(Records to process):
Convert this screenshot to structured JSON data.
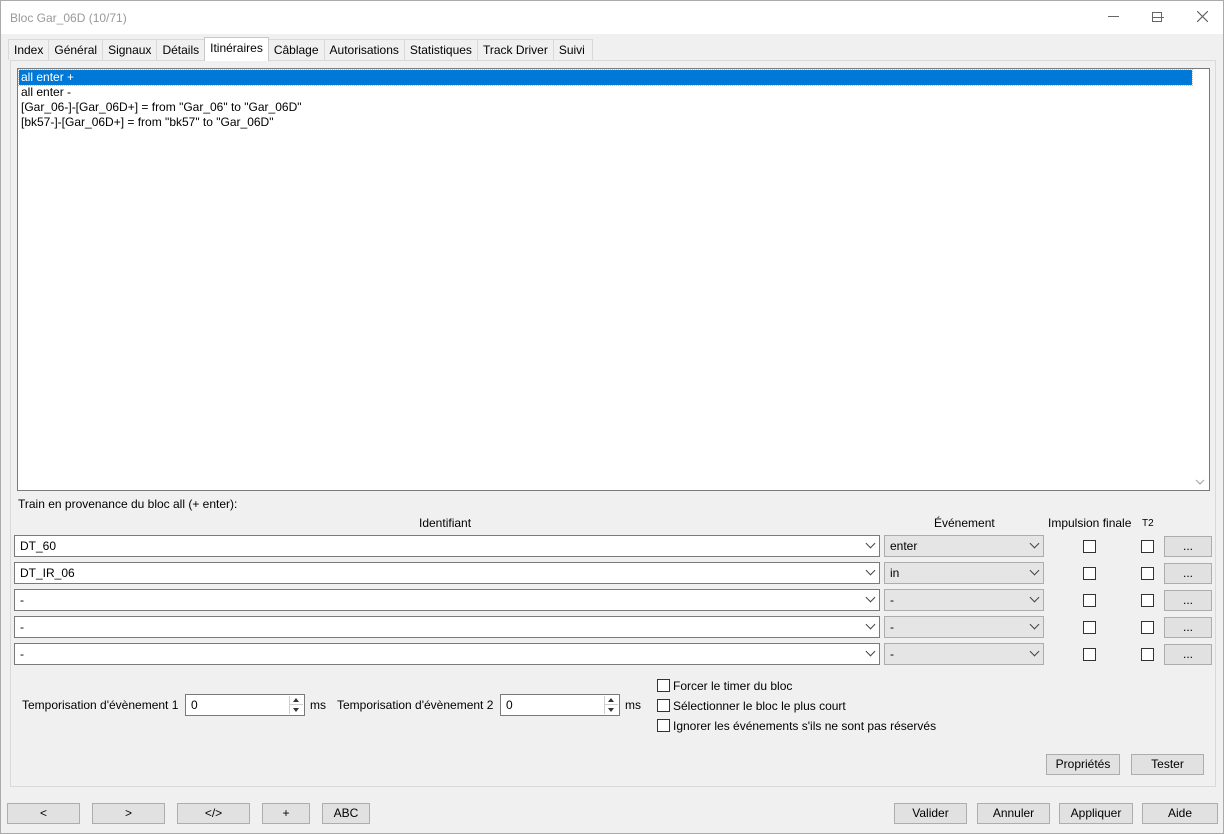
{
  "window": {
    "title": "Bloc Gar_06D (10/71)"
  },
  "tabs": [
    {
      "label": "Index"
    },
    {
      "label": "Général"
    },
    {
      "label": "Signaux"
    },
    {
      "label": "Détails"
    },
    {
      "label": "Itinéraires"
    },
    {
      "label": "Câblage"
    },
    {
      "label": "Autorisations"
    },
    {
      "label": "Statistiques"
    },
    {
      "label": "Track Driver"
    },
    {
      "label": "Suivi"
    }
  ],
  "routes": [
    "all enter +",
    "all enter -",
    "[Gar_06-]-[Gar_06D+] = from \"Gar_06\" to \"Gar_06D\"",
    "[bk57-]-[Gar_06D+] = from \"bk57\" to \"Gar_06D\""
  ],
  "section_label": "Train en provenance du bloc all (+ enter):",
  "columns": {
    "identifiant": "Identifiant",
    "evenement": "Événement",
    "impulsion": "Impulsion finale",
    "t2": "T2"
  },
  "rows": [
    {
      "id": "DT_60",
      "event": "enter",
      "more": "..."
    },
    {
      "id": "DT_IR_06",
      "event": "in",
      "more": "..."
    },
    {
      "id": "-",
      "event": "-",
      "more": "..."
    },
    {
      "id": "-",
      "event": "-",
      "more": "..."
    },
    {
      "id": "-",
      "event": "-",
      "more": "..."
    }
  ],
  "timers": {
    "t1_label": "Temporisation d'évènement 1",
    "t1_value": "0",
    "t2_label": "Temporisation d'évènement 2",
    "t2_value": "0",
    "unit": "ms"
  },
  "options": [
    "Forcer le timer du bloc",
    "Sélectionner le bloc le plus court",
    "Ignorer les événements s'ils ne sont pas réservés"
  ],
  "panel_buttons": {
    "properties": "Propriétés",
    "test": "Tester"
  },
  "bottom_left": [
    "<",
    ">",
    "</>",
    "+",
    "ABC"
  ],
  "bottom_right": [
    "Valider",
    "Annuler",
    "Appliquer",
    "Aide"
  ]
}
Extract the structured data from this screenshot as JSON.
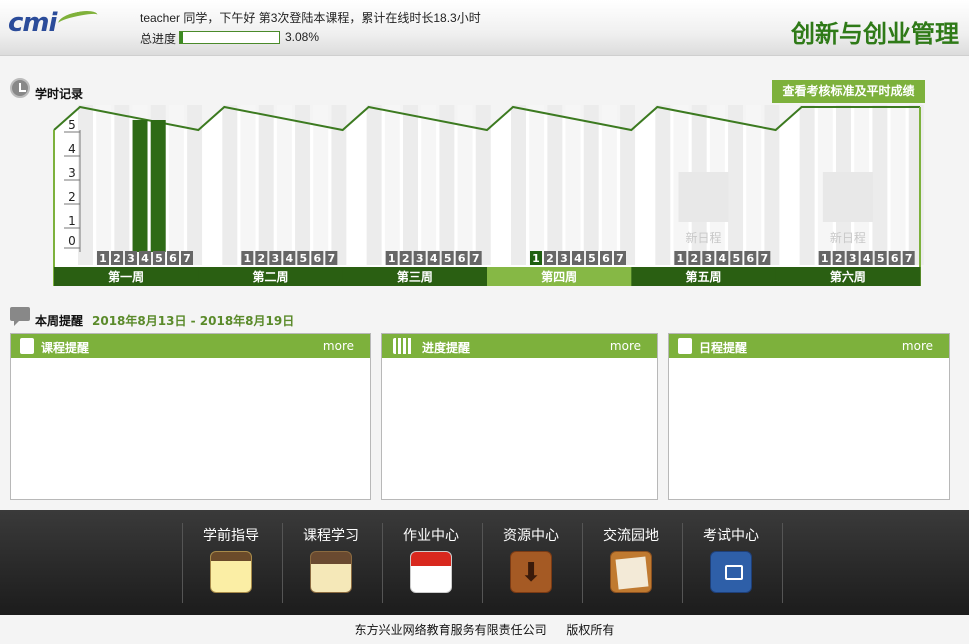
{
  "header": {
    "logo_text": "cmi",
    "greeting": "teacher 同学，下午好 第3次登陆本课程，累计在线时长18.3小时",
    "progress_label": "总进度",
    "progress_percent": "3.08%",
    "progress_value": 3.08,
    "course_title": "创新与创业管理"
  },
  "study_record": {
    "title": "学时记录",
    "button_label": "查看考核标准及平时成绩",
    "y_ticks": [
      "0",
      "1",
      "2",
      "3",
      "4",
      "5"
    ],
    "weeks": [
      {
        "label": "第一周",
        "active": false,
        "new_schedule": false,
        "days": [
          "1",
          "2",
          "3",
          "4",
          "5",
          "6",
          "7"
        ],
        "hours": [
          0,
          0,
          0,
          5,
          5,
          0,
          0
        ]
      },
      {
        "label": "第二周",
        "active": false,
        "new_schedule": false,
        "days": [
          "1",
          "2",
          "3",
          "4",
          "5",
          "6",
          "7"
        ],
        "hours": [
          0,
          0,
          0,
          0,
          0,
          0,
          0
        ]
      },
      {
        "label": "第三周",
        "active": false,
        "new_schedule": false,
        "days": [
          "1",
          "2",
          "3",
          "4",
          "5",
          "6",
          "7"
        ],
        "hours": [
          0,
          0,
          0,
          0,
          0,
          0,
          0
        ]
      },
      {
        "label": "第四周",
        "active": true,
        "new_schedule": false,
        "days": [
          "1",
          "2",
          "3",
          "4",
          "5",
          "6",
          "7"
        ],
        "hours": [
          0,
          0,
          0,
          0,
          0,
          0,
          0
        ],
        "today_index": 0
      },
      {
        "label": "第五周",
        "active": false,
        "new_schedule": true,
        "days": [
          "1",
          "2",
          "3",
          "4",
          "5",
          "6",
          "7"
        ],
        "hours": [
          0,
          0,
          0,
          0,
          0,
          0,
          0
        ]
      },
      {
        "label": "第六周",
        "active": false,
        "new_schedule": true,
        "days": [
          "1",
          "2",
          "3",
          "4",
          "5",
          "6",
          "7"
        ],
        "hours": [
          0,
          0,
          0,
          0,
          0,
          0,
          0
        ]
      }
    ],
    "new_schedule_label": "新日程"
  },
  "reminders": {
    "title": "本周提醒",
    "date_range": "2018年8月13日 - 2018年8月19日",
    "panels": [
      {
        "title": "课程提醒",
        "more": "more"
      },
      {
        "title": "进度提醒",
        "more": "more"
      },
      {
        "title": "日程提醒",
        "more": "more"
      }
    ]
  },
  "nav": {
    "items": [
      {
        "label": "学前指导",
        "icon": "notepad-icon"
      },
      {
        "label": "课程学习",
        "icon": "notebook-icon"
      },
      {
        "label": "作业中心",
        "icon": "calendar-icon"
      },
      {
        "label": "资源中心",
        "icon": "download-icon"
      },
      {
        "label": "交流园地",
        "icon": "chat-icon"
      },
      {
        "label": "考试中心",
        "icon": "exam-icon"
      }
    ]
  },
  "footer": {
    "company": "东方兴业网络教育服务有限责任公司",
    "rights": "版权所有"
  },
  "colors": {
    "brand_green": "#7db13c",
    "dark_green": "#2a6a12",
    "title_green": "#2f7a18"
  }
}
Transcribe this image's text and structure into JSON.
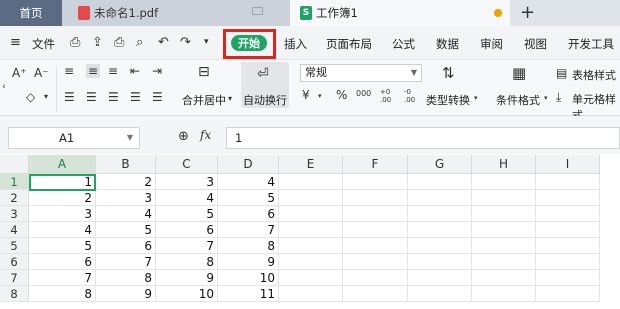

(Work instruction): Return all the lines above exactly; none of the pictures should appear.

(Output):
Convert this screenshot to structured JSON data.
{
  "window": {
    "title": "Bloc Gar_06D (10/71)"
  },
  "tabs": [
    {
      "label": "Index"
    },
    {
      "label": "Général"
    },
    {
      "label": "Signaux"
    },
    {
      "label": "Détails"
    },
    {
      "label": "Itinéraires"
    },
    {
      "label": "Câblage"
    },
    {
      "label": "Autorisations"
    },
    {
      "label": "Statistiques"
    },
    {
      "label": "Track Driver"
    },
    {
      "label": "Suivi"
    }
  ],
  "routes": [
    "all enter +",
    "all enter -",
    "[Gar_06-]-[Gar_06D+] = from \"Gar_06\" to \"Gar_06D\"",
    "[bk57-]-[Gar_06D+] = from \"bk57\" to \"Gar_06D\""
  ],
  "section_label": "Train en provenance du bloc all (+ enter):",
  "columns": {
    "identifiant": "Identifiant",
    "evenement": "Événement",
    "impulsion": "Impulsion finale",
    "t2": "T2"
  },
  "rows": [
    {
      "id": "DT_60",
      "event": "enter",
      "more": "..."
    },
    {
      "id": "DT_IR_06",
      "event": "in",
      "more": "..."
    },
    {
      "id": "-",
      "event": "-",
      "more": "..."
    },
    {
      "id": "-",
      "event": "-",
      "more": "..."
    },
    {
      "id": "-",
      "event": "-",
      "more": "..."
    }
  ],
  "timers": {
    "t1_label": "Temporisation d'évènement 1",
    "t1_value": "0",
    "t2_label": "Temporisation d'évènement 2",
    "t2_value": "0",
    "unit": "ms"
  },
  "options": [
    "Forcer le timer du bloc",
    "Sélectionner le bloc le plus court",
    "Ignorer les événements s'ils ne sont pas réservés"
  ],
  "panel_buttons": {
    "properties": "Propriétés",
    "test": "Tester"
  },
  "bottom_left": [
    "<",
    ">",
    "</>",
    "+",
    "ABC"
  ],
  "bottom_right": [
    "Valider",
    "Annuler",
    "Appliquer",
    "Aide"
  ]
}
Extract the structured data from this screenshot as JSON.
{
  "header": {
    "logo_text": "cmi",
    "greeting": "teacher 同学，下午好 第3次登陆本课程，累计在线时长18.3小时",
    "progress_label": "总进度",
    "progress_percent": "3.08%",
    "progress_value": 3.08,
    "course_title": "创新与创业管理"
  },
  "study_record": {
    "title": "学时记录",
    "button_label": "查看考核标准及平时成绩",
    "y_ticks": [
      "0",
      "1",
      "2",
      "3",
      "4",
      "5"
    ],
    "weeks": [
      {
        "label": "第一周",
        "active": false,
        "new_schedule": false,
        "days": [
          "1",
          "2",
          "3",
          "4",
          "5",
          "6",
          "7"
        ],
        "hours": [
          0,
          0,
          0,
          5,
          5,
          0,
          0
        ]
      },
      {
        "label": "第二周",
        "active": false,
        "new_schedule": false,
        "days": [
          "1",
          "2",
          "3",
          "4",
          "5",
          "6",
          "7"
        ],
        "hours": [
          0,
          0,
          0,
          0,
          0,
          0,
          0
        ]
      },
      {
        "label": "第三周",
        "active": false,
        "new_schedule": false,
        "days": [
          "1",
          "2",
          "3",
          "4",
          "5",
          "6",
          "7"
        ],
        "hours": [
          0,
          0,
          0,
          0,
          0,
          0,
          0
        ]
      },
      {
        "label": "第四周",
        "active": true,
        "new_schedule": false,
        "days": [
          "1",
          "2",
          "3",
          "4",
          "5",
          "6",
          "7"
        ],
        "hours": [
          0,
          0,
          0,
          0,
          0,
          0,
          0
        ],
        "today_index": 0
      },
      {
        "label": "第五周",
        "active": false,
        "new_schedule": true,
        "days": [
          "1",
          "2",
          "3",
          "4",
          "5",
          "6",
          "7"
        ],
        "hours": [
          0,
          0,
          0,
          0,
          0,
          0,
          0
        ]
      },
      {
        "label": "第六周",
        "active": false,
        "new_schedule": true,
        "days": [
          "1",
          "2",
          "3",
          "4",
          "5",
          "6",
          "7"
        ],
        "hours": [
          0,
          0,
          0,
          0,
          0,
          0,
          0
        ]
      }
    ],
    "new_schedule_label": "新日程"
  },
  "reminders": {
    "title": "本周提醒",
    "date_range": "2018年8月13日 - 2018年8月19日",
    "panels": [
      {
        "title": "课程提醒",
        "more": "more"
      },
      {
        "title": "进度提醒",
        "more": "more"
      },
      {
        "title": "日程提醒",
        "more": "more"
      }
    ]
  },
  "nav": {
    "items": [
      {
        "label": "学前指导",
        "icon": "notepad-icon"
      },
      {
        "label": "课程学习",
        "icon": "notebook-icon"
      },
      {
        "label": "作业中心",
        "icon": "calendar-icon"
      },
      {
        "label": "资源中心",
        "icon": "download-icon"
      },
      {
        "label": "交流园地",
        "icon": "chat-icon"
      },
      {
        "label": "考试中心",
        "icon": "exam-icon"
      }
    ]
  },
  "footer": {
    "company": "东方兴业网络教育服务有限责任公司",
    "rights": "版权所有"
  },
  "colors": {
    "brand_green": "#7db13c",
    "dark_green": "#2a6a12",
    "title_green": "#2f7a18"
  }
}
Transcribe this image's text and structure into JSON.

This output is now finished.